Dataset excerpts:
┏━━

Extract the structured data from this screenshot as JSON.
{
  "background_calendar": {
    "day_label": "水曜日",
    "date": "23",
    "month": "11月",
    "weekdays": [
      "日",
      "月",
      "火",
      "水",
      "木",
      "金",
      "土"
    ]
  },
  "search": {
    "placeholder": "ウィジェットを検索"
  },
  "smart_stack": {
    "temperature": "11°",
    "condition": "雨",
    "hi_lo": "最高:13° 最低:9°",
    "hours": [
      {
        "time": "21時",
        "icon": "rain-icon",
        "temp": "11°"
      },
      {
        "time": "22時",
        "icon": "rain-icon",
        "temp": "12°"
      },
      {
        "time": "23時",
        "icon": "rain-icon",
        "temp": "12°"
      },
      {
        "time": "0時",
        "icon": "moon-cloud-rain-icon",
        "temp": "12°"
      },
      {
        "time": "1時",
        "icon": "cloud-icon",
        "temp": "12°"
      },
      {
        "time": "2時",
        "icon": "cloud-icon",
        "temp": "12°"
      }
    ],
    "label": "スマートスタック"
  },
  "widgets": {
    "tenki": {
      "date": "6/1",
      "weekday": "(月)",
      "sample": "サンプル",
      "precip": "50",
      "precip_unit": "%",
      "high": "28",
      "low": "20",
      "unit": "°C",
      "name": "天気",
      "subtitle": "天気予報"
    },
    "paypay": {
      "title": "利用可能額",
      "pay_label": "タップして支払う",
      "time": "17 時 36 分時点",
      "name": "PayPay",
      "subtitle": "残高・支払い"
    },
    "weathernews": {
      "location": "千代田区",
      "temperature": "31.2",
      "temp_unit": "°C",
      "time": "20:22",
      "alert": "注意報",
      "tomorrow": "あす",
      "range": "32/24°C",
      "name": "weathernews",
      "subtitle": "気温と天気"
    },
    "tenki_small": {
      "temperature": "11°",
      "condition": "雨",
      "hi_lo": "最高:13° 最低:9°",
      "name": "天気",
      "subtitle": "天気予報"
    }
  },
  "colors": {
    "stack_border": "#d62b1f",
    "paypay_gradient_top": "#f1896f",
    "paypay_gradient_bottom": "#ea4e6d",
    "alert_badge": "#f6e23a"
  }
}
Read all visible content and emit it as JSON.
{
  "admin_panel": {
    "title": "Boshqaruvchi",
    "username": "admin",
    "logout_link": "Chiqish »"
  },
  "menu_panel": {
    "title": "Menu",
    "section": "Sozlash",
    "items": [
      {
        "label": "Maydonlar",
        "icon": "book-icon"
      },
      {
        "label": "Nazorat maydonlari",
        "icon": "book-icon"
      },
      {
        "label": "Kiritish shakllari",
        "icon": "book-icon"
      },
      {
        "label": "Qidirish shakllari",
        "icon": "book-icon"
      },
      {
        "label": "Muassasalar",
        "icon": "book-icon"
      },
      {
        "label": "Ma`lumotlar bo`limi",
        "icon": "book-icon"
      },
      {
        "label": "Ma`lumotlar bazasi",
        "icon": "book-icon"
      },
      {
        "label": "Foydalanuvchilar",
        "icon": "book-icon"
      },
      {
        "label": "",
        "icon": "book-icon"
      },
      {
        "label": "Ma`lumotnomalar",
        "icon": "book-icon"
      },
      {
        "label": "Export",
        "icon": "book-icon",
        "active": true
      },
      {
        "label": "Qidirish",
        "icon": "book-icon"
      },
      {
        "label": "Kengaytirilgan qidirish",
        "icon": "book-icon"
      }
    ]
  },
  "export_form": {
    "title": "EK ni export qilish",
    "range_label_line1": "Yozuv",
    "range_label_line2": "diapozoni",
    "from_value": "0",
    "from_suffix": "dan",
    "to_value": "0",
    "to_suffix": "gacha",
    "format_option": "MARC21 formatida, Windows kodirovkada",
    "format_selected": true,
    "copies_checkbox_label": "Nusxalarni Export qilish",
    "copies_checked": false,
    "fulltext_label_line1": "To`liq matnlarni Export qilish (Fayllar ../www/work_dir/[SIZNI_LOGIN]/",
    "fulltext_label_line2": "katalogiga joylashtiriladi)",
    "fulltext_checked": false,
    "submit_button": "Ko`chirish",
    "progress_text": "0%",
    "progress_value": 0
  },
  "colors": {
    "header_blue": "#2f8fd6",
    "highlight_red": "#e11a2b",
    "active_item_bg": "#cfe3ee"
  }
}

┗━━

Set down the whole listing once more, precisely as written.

Extract the structured data from this screenshot as JSON.
{
  "background_calendar": {
    "day_label": "水曜日",
    "date": "23",
    "month": "11月",
    "weekdays": [
      "日",
      "月",
      "火",
      "水",
      "木",
      "金",
      "土"
    ]
  },
  "search": {
    "placeholder": "ウィジェットを検索"
  },
  "smart_stack": {
    "temperature": "11°",
    "condition": "雨",
    "hi_lo": "最高:13° 最低:9°",
    "hours": [
      {
        "time": "21時",
        "icon": "rain-icon",
        "temp": "11°"
      },
      {
        "time": "22時",
        "icon": "rain-icon",
        "temp": "12°"
      },
      {
        "time": "23時",
        "icon": "rain-icon",
        "temp": "12°"
      },
      {
        "time": "0時",
        "icon": "moon-cloud-rain-icon",
        "temp": "12°"
      },
      {
        "time": "1時",
        "icon": "cloud-icon",
        "temp": "12°"
      },
      {
        "time": "2時",
        "icon": "cloud-icon",
        "temp": "12°"
      }
    ],
    "label": "スマートスタック"
  },
  "widgets": {
    "tenki": {
      "date": "6/1",
      "weekday": "(月)",
      "sample": "サンプル",
      "precip": "50",
      "precip_unit": "%",
      "high": "28",
      "low": "20",
      "unit": "°C",
      "name": "天気",
      "subtitle": "天気予報"
    },
    "paypay": {
      "title": "利用可能額",
      "pay_label": "タップして支払う",
      "time": "17 時 36 分時点",
      "name": "PayPay",
      "subtitle": "残高・支払い"
    },
    "weathernews": {
      "location": "千代田区",
      "temperature": "31.2",
      "temp_unit": "°C",
      "time": "20:22",
      "alert": "注意報",
      "tomorrow": "あす",
      "range": "32/24°C",
      "name": "weathernews",
      "subtitle": "気温と天気"
    },
    "tenki_small": {
      "temperature": "11°",
      "condition": "雨",
      "hi_lo": "最高:13° 最低:9°",
      "name": "天気",
      "subtitle": "天気予報"
    }
  },
  "colors": {
    "stack_border": "#d62b1f",
    "paypay_gradient_top": "#f1896f",
    "paypay_gradient_bottom": "#ea4e6d",
    "alert_badge": "#f6e23a"
  }
}
Read all visible content and emit it as JSON.
{
  "admin_panel": {
    "title": "Boshqaruvchi",
    "username": "admin",
    "logout_link": "Chiqish »"
  },
  "menu_panel": {
    "title": "Menu",
    "section": "Sozlash",
    "items": [
      {
        "label": "Maydonlar",
        "icon": "book-icon"
      },
      {
        "label": "Nazorat maydonlari",
        "icon": "book-icon"
      },
      {
        "label": "Kiritish shakllari",
        "icon": "book-icon"
      },
      {
        "label": "Qidirish shakllari",
        "icon": "book-icon"
      },
      {
        "label": "Muassasalar",
        "icon": "book-icon"
      },
      {
        "label": "Ma`lumotlar bo`limi",
        "icon": "book-icon"
      },
      {
        "label": "Ma`lumotlar bazasi",
        "icon": "book-icon"
      },
      {
        "label": "Foydalanuvchilar",
        "icon": "book-icon"
      },
      {
        "label": "",
        "icon": "book-icon"
      },
      {
        "label": "Ma`lumotnomalar",
        "icon": "book-icon"
      },
      {
        "label": "Export",
        "icon": "book-icon",
        "active": true
      },
      {
        "label": "Qidirish",
        "icon": "book-icon"
      },
      {
        "label": "Kengaytirilgan qidirish",
        "icon": "book-icon"
      }
    ]
  },
  "export_form": {
    "title": "EK ni export qilish",
    "range_label_line1": "Yozuv",
    "range_label_line2": "diapozoni",
    "from_value": "0",
    "from_suffix": "dan",
    "to_value": "0",
    "to_suffix": "gacha",
    "format_option": "MARC21 formatida, Windows kodirovkada",
    "format_selected": true,
    "copies_checkbox_label": "Nusxalarni Export qilish",
    "copies_checked": false,
    "fulltext_label_line1": "To`liq matnlarni Export qilish (Fayllar ../www/work_dir/[SIZNI_LOGIN]/",
    "fulltext_label_line2": "katalogiga joylashtiriladi)",
    "fulltext_checked": false,
    "submit_button": "Ko`chirish",
    "progress_text": "0%",
    "progress_value": 0
  },
  "colors": {
    "header_blue": "#2f8fd6",
    "highlight_red": "#e11a2b",
    "active_item_bg": "#cfe3ee"
  }
}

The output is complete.